Yet both sides of the political spectrum support adoption.
For conservatives, it ties in with their anti-abortion messaging, but also upholds a very specific idea of what families should be. They don’t want systems of support for single parents, for instance. It’s easier to just take the baby from this poor parent and give it to a middle-class family and say, ‘This is so beautiful.’ On the left, adoption is beloved in queer communities because it allows for family-building. And both liberals and conservatives believe that adoption gives women an alternative to imposed motherhood—that without adoption, we’d be forcing people to parent who are not interested in parenting. That is not what I’ve heard from the women with whom I spoke. The vast majority wanted to parent.
You describe adoption as an extractive industry.
Adoption is most frequently about money. When we look at relinquishing mothers in America today, the majority have less than $5,000 of annual income. Children adopted internationally are usually from countries that are in turmoil. When the country stabilizes, then children stop being exported. After the earthquake in Haiti in 2010, missionaries and private adoption agencies came in and removed Haitian children. And now you see people voicing the idea, ‘Can we adopt Palestinian children?’ That’s the American response: ‘Oh, this country is in crisis; can we have their children?’

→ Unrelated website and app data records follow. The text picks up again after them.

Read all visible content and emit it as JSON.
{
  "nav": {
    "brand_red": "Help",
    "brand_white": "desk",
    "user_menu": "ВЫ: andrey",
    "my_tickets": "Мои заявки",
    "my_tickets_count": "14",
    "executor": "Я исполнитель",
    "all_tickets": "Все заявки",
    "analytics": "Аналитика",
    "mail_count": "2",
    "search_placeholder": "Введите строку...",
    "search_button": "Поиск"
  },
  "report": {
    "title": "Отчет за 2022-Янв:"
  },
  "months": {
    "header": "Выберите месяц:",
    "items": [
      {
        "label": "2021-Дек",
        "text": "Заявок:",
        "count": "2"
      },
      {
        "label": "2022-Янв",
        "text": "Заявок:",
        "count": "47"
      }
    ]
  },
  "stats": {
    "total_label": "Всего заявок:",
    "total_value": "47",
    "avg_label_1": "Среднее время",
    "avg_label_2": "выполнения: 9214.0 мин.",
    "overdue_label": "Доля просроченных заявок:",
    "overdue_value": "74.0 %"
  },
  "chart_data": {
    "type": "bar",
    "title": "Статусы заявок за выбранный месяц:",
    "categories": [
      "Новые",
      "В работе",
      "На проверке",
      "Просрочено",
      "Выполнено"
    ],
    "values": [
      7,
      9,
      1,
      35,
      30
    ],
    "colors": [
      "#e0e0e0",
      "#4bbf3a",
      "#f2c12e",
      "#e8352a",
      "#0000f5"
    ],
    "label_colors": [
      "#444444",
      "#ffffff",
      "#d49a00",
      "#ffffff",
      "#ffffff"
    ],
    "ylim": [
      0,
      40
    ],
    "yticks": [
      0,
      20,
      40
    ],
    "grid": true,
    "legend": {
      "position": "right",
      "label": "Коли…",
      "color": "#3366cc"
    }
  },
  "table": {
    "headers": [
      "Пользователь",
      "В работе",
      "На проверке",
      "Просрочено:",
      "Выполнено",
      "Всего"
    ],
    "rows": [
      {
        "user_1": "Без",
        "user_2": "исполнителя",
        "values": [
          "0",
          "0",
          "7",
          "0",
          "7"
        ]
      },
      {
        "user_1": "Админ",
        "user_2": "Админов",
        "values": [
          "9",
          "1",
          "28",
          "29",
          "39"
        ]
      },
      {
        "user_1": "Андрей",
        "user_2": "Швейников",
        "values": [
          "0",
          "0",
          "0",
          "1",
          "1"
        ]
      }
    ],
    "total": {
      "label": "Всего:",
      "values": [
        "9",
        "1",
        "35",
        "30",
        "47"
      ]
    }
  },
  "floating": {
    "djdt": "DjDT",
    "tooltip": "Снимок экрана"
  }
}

How do adoption agencies convince mothers to relinquish their children?
Adoption agencies aggressively market themselves. Mothers who search “help for single moms” on Google see advertisements with pictures of prospective adoptive parents’ gorgeous suburban homes. Plus, almost no mothers would relinquish if adoption weren’t open—if they weren’t going to have ongoing contact with their child. But openness is not legally enforceable in most states. Openness is routinely used to sell adoption in a way that’s inconsistent with what it legally offers.
What about children living in dangerous conditions?
A mother told me she relinquished because she didn’t have a safe home to bring the baby to. I asked, ‘Was it a safe home for you to be in?’ She said, ‘No, of course not.’ I said, ‘Well, then we’ve already failed, right?’ I’m not saying I want the baby to go to that unsafe place. I want the mother to have a safe place to raise that baby.